WHAT THE TASK REQUIRES:
Please work out how many lines below contain the word "download", and reply with only that number.

[Interface dataset entries]
·····
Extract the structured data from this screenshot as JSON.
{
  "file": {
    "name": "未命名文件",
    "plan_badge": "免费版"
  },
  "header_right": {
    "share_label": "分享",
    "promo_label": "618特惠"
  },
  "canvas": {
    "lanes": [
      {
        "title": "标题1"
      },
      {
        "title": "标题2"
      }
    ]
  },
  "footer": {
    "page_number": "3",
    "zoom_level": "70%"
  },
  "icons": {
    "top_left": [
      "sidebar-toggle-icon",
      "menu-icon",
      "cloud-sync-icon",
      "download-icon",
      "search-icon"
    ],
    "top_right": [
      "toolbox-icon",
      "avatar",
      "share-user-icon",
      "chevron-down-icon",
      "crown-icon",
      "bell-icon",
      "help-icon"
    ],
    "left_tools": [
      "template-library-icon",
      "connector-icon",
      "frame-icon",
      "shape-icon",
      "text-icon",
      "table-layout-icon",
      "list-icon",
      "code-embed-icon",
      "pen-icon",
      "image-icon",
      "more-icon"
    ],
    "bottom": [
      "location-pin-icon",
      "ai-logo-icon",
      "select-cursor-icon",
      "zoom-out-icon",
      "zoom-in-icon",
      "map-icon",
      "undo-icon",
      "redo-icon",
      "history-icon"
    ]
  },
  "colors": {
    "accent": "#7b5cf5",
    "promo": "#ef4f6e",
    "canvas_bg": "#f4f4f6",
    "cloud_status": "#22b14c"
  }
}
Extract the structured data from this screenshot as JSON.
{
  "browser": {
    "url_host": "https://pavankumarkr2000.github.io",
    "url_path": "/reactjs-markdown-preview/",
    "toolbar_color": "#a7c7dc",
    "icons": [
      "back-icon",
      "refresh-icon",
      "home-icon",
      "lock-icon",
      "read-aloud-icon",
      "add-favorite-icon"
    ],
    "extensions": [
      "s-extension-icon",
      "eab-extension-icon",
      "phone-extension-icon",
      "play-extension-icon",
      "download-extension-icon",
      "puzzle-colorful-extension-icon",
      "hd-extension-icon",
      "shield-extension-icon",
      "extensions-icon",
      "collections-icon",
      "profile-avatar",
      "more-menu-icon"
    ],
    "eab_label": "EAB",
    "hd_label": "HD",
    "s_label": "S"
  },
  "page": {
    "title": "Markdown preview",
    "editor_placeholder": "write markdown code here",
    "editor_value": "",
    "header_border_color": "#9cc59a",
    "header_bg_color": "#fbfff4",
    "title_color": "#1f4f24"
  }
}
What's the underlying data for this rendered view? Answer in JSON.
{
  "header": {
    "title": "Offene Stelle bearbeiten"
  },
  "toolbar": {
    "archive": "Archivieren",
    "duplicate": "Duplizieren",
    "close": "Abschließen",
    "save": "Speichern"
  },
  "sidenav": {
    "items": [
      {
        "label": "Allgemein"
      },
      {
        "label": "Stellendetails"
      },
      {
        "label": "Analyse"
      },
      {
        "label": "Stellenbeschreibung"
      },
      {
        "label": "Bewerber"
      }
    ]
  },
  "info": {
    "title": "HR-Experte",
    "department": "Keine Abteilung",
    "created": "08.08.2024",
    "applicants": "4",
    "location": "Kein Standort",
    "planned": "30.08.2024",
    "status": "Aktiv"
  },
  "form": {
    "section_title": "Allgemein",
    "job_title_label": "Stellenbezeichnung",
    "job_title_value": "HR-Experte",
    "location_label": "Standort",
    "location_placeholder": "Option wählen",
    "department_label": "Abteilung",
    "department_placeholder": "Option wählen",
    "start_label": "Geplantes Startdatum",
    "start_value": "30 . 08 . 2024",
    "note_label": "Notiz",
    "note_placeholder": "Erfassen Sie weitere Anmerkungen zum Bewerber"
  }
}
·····
ANSWER TO THIS TASK:
2